[Work request] Copy out each line featuring the string "Sections" from the entries beneath.

[Supplied data]
--------------------
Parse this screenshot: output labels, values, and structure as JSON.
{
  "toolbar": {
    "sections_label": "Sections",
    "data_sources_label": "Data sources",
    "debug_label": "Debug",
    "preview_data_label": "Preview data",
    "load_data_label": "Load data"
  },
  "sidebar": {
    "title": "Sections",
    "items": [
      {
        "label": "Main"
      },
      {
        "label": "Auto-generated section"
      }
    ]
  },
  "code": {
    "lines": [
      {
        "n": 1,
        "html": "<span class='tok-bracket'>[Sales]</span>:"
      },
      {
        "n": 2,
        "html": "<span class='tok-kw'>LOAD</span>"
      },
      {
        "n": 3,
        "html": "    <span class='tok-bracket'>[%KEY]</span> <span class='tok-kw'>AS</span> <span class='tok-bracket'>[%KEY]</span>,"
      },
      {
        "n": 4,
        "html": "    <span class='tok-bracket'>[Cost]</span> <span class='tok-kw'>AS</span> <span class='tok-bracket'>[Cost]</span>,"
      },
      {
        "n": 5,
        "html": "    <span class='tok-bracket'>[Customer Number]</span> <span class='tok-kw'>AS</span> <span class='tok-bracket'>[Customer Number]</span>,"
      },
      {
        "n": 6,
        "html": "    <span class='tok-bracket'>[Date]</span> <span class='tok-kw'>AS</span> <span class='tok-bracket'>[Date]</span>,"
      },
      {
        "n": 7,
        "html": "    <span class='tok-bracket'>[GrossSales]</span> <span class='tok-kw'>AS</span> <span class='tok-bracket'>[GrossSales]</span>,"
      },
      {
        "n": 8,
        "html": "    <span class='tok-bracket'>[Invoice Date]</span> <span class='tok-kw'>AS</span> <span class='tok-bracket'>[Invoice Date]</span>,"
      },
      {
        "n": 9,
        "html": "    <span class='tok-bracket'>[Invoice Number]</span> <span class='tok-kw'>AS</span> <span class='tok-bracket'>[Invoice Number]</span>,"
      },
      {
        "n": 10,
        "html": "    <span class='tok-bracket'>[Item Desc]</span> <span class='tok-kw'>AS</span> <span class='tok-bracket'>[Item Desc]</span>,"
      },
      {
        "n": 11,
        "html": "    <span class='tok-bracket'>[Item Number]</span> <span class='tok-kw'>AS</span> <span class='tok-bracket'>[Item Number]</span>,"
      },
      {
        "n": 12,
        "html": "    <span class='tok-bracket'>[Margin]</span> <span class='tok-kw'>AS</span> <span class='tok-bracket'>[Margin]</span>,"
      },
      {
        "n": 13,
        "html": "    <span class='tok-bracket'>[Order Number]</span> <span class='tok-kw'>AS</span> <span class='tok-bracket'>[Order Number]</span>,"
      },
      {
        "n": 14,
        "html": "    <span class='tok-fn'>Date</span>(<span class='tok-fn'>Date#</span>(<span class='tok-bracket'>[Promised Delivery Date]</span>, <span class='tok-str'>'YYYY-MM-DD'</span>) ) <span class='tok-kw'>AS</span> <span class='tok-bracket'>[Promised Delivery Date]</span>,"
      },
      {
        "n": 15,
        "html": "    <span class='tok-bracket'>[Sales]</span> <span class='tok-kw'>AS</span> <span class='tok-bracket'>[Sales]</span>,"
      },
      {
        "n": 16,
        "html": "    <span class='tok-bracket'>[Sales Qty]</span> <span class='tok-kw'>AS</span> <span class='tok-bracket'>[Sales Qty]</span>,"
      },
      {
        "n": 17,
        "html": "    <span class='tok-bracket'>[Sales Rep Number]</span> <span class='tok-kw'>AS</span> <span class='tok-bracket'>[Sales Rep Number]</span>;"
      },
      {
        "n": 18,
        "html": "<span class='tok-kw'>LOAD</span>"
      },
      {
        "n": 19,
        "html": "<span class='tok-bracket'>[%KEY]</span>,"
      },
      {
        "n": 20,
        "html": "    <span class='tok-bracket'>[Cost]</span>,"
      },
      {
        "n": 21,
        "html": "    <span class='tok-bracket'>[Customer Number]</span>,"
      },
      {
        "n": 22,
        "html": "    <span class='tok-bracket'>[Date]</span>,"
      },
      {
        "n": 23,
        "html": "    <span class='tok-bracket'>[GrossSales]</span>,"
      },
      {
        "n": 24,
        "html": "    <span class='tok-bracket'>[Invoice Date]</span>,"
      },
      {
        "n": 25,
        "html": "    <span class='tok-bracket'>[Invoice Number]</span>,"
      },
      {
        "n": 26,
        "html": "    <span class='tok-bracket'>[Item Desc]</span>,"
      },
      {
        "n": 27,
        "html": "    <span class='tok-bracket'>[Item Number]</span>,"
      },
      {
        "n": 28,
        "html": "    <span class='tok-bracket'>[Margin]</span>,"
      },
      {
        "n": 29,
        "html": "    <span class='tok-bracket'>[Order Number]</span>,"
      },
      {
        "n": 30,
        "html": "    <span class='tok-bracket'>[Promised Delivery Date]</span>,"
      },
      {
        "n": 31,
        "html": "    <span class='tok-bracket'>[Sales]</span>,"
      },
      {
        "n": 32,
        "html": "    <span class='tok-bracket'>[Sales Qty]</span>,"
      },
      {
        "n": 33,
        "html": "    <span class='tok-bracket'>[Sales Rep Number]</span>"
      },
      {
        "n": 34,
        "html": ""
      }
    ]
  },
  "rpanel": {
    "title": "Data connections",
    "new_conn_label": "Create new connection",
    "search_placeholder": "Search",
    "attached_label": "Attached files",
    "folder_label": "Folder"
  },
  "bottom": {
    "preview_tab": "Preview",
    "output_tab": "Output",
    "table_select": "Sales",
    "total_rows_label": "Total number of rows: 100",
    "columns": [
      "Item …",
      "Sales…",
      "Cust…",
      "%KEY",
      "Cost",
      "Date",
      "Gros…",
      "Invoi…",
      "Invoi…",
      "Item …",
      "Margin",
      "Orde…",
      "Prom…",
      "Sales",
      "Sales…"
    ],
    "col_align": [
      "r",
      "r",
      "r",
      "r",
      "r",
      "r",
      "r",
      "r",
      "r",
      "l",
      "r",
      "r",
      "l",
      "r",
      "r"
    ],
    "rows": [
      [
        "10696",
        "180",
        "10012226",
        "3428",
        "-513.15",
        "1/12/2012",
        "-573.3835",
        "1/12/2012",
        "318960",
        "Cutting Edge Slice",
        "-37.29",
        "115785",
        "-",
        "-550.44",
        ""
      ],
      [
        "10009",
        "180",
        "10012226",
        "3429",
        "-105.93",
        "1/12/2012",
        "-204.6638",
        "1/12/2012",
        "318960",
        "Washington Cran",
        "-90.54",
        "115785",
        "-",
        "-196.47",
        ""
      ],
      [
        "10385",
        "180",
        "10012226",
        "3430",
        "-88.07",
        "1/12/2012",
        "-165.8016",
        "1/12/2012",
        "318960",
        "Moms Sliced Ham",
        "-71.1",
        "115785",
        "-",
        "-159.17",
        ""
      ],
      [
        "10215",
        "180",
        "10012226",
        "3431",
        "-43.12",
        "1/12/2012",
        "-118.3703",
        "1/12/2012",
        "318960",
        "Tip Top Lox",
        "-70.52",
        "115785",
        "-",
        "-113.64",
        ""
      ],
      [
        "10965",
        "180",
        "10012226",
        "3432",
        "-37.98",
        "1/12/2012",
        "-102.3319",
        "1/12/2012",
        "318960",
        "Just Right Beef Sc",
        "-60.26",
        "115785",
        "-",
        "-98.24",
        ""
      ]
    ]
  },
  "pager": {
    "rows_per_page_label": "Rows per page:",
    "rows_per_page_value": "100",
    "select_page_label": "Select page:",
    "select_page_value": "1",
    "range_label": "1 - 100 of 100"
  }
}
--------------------
[Exercise result]
    "sections_label": "Sections",
    "title": "Sections",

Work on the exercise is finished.